> [Work required] Check each line of the entries. Copy the ones that contain the string "this".

::: Given entries :::

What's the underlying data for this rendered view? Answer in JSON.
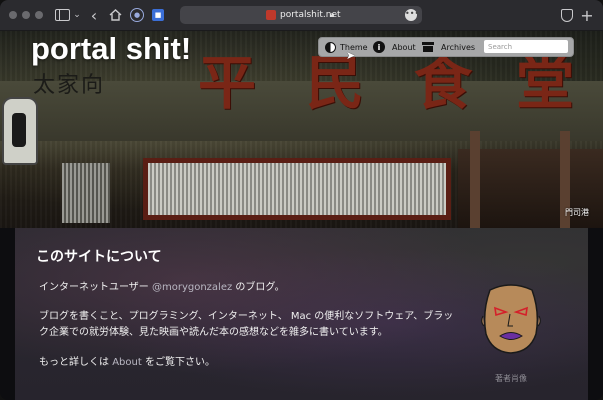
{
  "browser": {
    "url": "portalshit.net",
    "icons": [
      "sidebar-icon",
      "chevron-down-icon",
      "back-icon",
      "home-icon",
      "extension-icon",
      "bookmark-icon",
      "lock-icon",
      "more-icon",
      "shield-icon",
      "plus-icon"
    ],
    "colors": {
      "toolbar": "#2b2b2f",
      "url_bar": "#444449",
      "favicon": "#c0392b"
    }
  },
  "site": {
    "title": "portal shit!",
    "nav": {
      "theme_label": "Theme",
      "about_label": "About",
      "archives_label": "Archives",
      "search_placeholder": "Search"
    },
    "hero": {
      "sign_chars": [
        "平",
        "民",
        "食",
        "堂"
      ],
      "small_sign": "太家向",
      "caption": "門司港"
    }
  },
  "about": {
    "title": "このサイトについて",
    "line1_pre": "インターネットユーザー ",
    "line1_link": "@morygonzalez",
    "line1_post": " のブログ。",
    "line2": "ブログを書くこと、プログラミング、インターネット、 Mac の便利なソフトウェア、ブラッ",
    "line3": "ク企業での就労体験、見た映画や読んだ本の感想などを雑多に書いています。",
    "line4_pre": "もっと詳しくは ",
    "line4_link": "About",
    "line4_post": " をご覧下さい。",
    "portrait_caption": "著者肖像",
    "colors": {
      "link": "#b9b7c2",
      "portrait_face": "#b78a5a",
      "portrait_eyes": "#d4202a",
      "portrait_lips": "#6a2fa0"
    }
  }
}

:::
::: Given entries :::

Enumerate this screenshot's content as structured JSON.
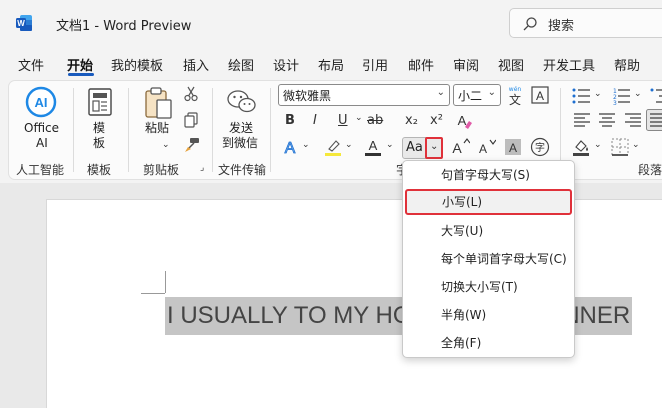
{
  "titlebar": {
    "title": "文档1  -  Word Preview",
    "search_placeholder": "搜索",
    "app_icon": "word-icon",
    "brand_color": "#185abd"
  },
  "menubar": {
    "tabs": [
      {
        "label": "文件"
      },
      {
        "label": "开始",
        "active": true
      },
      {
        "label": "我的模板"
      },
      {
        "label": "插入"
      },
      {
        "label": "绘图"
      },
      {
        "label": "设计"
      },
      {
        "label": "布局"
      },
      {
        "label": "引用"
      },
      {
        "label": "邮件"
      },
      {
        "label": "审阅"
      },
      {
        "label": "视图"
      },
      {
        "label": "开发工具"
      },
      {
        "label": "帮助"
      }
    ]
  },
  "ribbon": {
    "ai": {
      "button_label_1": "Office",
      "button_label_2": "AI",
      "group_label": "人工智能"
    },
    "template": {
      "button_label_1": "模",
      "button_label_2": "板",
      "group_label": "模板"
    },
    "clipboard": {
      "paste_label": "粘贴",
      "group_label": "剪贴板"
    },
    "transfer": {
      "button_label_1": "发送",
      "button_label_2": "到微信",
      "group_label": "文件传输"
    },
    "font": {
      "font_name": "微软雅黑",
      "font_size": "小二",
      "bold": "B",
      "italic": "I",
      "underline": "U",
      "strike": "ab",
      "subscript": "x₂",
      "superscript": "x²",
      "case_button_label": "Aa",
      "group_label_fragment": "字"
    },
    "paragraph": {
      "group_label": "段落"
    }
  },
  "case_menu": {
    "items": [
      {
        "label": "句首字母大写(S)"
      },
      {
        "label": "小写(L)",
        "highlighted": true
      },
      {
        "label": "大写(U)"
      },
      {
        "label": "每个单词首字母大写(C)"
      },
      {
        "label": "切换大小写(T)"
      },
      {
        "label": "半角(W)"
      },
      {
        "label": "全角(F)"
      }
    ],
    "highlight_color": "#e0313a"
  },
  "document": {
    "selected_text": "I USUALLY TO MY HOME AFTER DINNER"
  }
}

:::
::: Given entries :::

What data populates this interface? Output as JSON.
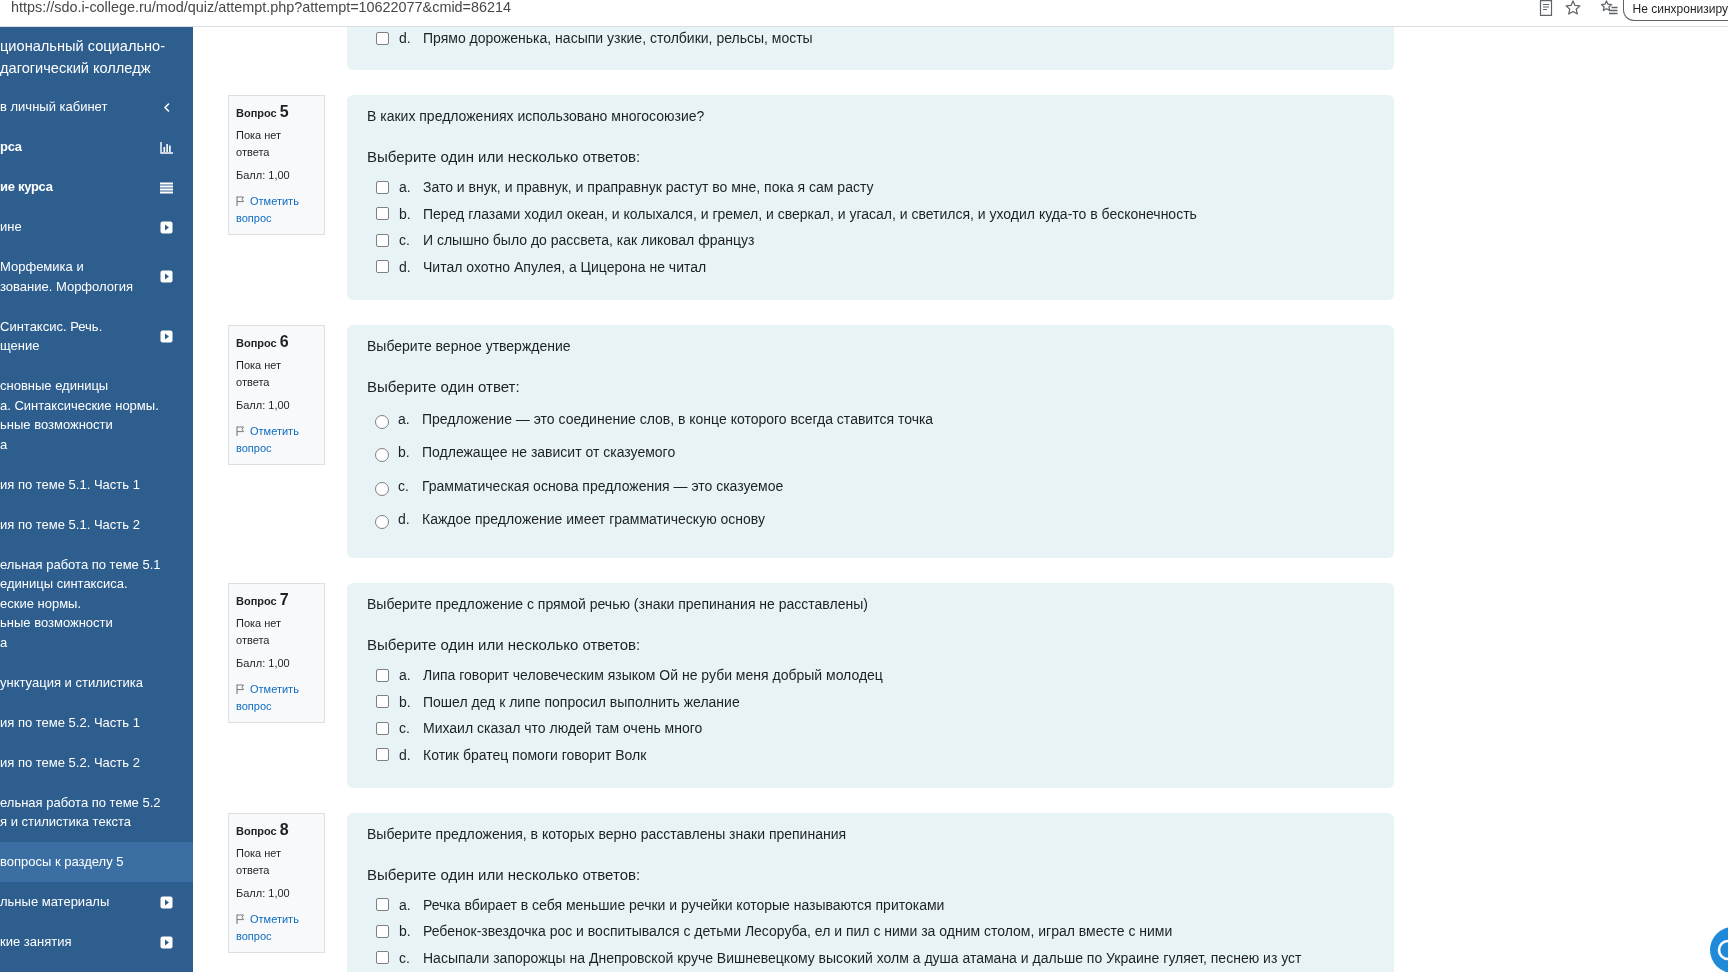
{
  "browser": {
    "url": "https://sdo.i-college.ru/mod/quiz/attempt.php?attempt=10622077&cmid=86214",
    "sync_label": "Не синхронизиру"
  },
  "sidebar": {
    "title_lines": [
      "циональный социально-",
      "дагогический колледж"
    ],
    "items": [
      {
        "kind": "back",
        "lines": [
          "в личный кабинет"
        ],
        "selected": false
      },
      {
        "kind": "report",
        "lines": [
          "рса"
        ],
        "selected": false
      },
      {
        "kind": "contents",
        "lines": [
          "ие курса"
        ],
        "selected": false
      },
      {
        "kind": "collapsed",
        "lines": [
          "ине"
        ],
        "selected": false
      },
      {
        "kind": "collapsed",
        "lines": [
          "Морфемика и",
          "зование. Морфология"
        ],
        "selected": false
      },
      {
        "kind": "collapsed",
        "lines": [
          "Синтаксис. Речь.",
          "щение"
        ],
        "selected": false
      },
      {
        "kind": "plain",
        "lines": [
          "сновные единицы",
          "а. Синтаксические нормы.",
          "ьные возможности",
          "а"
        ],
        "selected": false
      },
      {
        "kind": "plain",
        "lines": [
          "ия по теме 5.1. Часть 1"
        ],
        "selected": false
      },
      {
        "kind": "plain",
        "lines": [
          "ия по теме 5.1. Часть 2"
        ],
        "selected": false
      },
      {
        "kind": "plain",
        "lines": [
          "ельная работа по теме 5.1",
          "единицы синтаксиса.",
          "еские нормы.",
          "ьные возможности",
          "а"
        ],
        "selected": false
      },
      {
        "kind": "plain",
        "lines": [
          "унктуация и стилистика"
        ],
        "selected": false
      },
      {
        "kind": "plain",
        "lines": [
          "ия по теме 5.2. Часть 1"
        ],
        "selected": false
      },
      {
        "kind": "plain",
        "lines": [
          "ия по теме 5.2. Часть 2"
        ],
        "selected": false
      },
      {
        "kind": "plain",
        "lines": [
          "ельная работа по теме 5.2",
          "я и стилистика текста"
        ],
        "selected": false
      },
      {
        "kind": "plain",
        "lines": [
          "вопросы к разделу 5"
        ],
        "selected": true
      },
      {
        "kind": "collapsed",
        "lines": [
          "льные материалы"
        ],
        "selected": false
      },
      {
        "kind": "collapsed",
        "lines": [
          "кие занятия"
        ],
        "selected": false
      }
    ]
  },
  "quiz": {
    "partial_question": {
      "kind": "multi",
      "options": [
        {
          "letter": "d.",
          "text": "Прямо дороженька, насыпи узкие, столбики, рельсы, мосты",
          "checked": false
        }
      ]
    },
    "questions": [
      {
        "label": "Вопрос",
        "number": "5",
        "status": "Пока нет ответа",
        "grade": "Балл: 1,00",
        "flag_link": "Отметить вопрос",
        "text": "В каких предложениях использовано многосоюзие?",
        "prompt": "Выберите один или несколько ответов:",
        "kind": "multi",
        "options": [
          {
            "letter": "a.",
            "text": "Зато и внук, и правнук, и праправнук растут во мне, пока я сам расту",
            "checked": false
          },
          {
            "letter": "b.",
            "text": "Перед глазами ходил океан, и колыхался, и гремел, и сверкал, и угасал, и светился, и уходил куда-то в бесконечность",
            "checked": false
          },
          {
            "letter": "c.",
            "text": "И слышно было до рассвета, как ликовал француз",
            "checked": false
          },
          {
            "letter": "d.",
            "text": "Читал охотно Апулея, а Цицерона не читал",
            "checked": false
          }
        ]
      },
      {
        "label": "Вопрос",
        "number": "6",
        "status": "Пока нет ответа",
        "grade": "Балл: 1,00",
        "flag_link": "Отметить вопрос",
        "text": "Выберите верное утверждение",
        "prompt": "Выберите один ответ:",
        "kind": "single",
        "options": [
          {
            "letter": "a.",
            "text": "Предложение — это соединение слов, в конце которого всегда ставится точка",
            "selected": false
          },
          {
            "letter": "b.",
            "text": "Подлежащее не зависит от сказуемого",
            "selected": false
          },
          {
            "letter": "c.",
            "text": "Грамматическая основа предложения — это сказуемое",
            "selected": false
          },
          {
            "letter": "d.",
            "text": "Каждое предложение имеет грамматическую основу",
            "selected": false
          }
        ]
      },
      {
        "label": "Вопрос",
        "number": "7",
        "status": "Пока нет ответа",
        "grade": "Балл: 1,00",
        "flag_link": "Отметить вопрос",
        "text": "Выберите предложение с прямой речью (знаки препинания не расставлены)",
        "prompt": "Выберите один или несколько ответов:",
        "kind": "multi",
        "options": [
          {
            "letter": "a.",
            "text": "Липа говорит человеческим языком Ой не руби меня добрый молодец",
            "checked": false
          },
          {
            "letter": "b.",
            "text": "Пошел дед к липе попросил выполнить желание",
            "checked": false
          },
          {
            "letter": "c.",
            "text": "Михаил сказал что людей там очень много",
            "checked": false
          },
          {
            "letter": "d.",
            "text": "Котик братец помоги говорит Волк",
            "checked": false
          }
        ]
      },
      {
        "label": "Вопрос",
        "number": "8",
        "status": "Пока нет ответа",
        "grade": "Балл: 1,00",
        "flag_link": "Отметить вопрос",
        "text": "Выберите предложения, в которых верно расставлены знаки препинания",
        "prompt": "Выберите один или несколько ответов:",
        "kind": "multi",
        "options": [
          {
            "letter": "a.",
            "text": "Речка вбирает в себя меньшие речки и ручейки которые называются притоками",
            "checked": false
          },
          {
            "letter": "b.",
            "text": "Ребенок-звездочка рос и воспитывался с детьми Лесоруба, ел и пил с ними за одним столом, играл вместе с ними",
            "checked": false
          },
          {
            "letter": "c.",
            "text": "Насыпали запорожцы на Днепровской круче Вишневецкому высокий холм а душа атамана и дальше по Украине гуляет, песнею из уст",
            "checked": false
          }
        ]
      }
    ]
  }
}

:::

> [Task answer]
What's the underlying data for this rendered view? Answer in JSON.
Enumerate this screenshot's content as structured JSON.
What data populates this interface? Output as JSON.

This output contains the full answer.